What a difficult time this must be for your family. One helpful book with ideas for parents to use at home is ''More Than Words'' from the Hanen Centre. I am a speech language pathologist, and the parents of children with PDD-NOS have seen positive changes in their children and enjoyed the activities from this book. I (along with many SLPs) use lots of their ideas in therapy as well. Something else to consider: Assuming your son's language skills are behind for his age, you might want to find out if speech language therapy is a covered benefit under your health insurance and request a referral from your son's pediatrician. That could be a good way to get some help while you wait for school services to begin. Nora
Resources for my 25-y-o brother coming from overseas
I am looking for a private special school for my brother who is a bit autistic and has epilepsy. He will be here with his tourist visa while staying at my place in Rockridge during this summer 06. He is 25 years old and speaks only Korean but very familiar with English language. He is a dedicated Christian, who is warm at heart and very innocent, almost like a boy. In Korea where he lives, there are almost no opportunities or support for people with mental disabilities. I am an only family he's got and luckily I was born here in the states that I wanted to extend some help for him here in the states.

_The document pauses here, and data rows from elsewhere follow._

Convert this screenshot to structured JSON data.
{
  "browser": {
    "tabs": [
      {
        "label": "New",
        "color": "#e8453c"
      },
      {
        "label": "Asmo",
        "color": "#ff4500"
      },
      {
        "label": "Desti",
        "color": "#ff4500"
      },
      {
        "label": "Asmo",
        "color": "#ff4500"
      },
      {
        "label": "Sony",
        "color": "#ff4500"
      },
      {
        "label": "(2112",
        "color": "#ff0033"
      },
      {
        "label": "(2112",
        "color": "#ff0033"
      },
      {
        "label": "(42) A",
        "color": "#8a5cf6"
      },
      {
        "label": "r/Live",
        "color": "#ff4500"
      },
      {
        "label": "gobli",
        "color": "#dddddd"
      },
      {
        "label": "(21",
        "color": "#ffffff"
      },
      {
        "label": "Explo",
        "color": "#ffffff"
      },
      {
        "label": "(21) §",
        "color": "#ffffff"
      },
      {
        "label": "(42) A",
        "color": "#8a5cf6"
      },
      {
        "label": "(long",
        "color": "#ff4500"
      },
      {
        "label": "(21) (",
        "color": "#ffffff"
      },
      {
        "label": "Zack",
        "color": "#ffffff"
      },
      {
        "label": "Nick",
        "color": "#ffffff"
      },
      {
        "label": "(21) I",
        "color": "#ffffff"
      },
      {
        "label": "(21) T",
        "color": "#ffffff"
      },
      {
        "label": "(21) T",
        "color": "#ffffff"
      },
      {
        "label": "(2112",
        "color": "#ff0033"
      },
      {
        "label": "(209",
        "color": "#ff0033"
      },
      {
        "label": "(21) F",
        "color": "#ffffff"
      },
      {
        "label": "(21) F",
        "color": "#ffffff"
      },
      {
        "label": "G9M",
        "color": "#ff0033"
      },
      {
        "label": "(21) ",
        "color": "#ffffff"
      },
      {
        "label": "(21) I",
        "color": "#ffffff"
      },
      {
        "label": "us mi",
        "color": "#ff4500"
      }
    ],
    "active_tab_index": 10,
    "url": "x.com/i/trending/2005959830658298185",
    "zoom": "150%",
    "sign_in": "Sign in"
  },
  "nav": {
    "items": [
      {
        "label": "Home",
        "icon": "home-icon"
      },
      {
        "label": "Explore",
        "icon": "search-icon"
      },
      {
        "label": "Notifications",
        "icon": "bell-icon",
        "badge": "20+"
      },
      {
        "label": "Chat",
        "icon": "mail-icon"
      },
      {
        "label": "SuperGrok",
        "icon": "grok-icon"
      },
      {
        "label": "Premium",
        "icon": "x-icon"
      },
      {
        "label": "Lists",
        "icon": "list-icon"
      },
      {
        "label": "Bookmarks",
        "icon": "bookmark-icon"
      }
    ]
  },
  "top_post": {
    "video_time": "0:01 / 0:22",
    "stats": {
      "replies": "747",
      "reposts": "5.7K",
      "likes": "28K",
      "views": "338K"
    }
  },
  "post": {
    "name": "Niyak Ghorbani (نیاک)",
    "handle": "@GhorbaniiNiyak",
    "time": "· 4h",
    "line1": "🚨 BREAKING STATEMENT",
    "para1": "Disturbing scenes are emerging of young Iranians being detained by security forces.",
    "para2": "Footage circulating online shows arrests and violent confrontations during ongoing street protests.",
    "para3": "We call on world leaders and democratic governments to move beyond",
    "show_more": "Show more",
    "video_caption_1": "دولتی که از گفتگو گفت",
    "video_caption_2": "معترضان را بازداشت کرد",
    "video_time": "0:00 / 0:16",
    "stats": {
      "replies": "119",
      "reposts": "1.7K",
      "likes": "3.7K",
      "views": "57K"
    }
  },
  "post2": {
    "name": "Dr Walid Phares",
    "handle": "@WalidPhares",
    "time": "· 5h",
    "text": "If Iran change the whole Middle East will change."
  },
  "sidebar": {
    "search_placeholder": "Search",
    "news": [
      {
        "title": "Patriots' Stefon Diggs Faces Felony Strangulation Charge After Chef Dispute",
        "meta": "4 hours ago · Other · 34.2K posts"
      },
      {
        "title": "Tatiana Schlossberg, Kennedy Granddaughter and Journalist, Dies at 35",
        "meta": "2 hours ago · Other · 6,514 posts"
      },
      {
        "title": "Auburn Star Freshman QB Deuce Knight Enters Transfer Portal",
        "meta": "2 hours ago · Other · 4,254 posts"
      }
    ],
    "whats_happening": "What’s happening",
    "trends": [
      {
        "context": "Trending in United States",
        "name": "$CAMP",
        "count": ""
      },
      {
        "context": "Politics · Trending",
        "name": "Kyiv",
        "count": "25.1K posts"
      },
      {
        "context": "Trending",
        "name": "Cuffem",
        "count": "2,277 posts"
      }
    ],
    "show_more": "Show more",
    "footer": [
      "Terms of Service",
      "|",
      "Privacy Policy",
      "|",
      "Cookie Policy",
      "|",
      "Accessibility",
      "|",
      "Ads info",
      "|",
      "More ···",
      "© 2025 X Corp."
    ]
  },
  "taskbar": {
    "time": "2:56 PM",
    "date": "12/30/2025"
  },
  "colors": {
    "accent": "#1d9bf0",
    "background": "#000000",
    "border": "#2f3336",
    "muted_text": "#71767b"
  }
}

I understand that he won't be able to get into state-run programs such by east bay regional office, because he isn't ''american'. So my challenge is to find private organization or institution. However, I am having a hard time with getting such information. I would really appreciate any advice or information if possible. loving sister
You could try contacting ILRC (Independent Living Resource Center). website: http://www.ilrcsf.org 649 Mission Street, 3rd Floor, San Francisco, CA 94105-4128 (415) 543-6222 \x96 Fax (415) 543-6318 - TTY 543-6698 Email: info[at]ilrcsf.org
There is also the Family Resource Network at 5232 Claremont Avenue. Oakland, CA 94618. Tel: 510/547-7322 website: www.frcnca.org/region3.html I found the staff at FRN to be really helpful. You can make an appointment or drop in and talk to someone about your situation and they will link you up with different services or provide you with information about different programs.
It might help too if you are clear about what you want for your brother, i.e. to learn English, to socialize, to have some fun things to do during the day, to get physical or occupational therapy, do art projects, work on academic skills, etc.. Good luck and best wishes. mma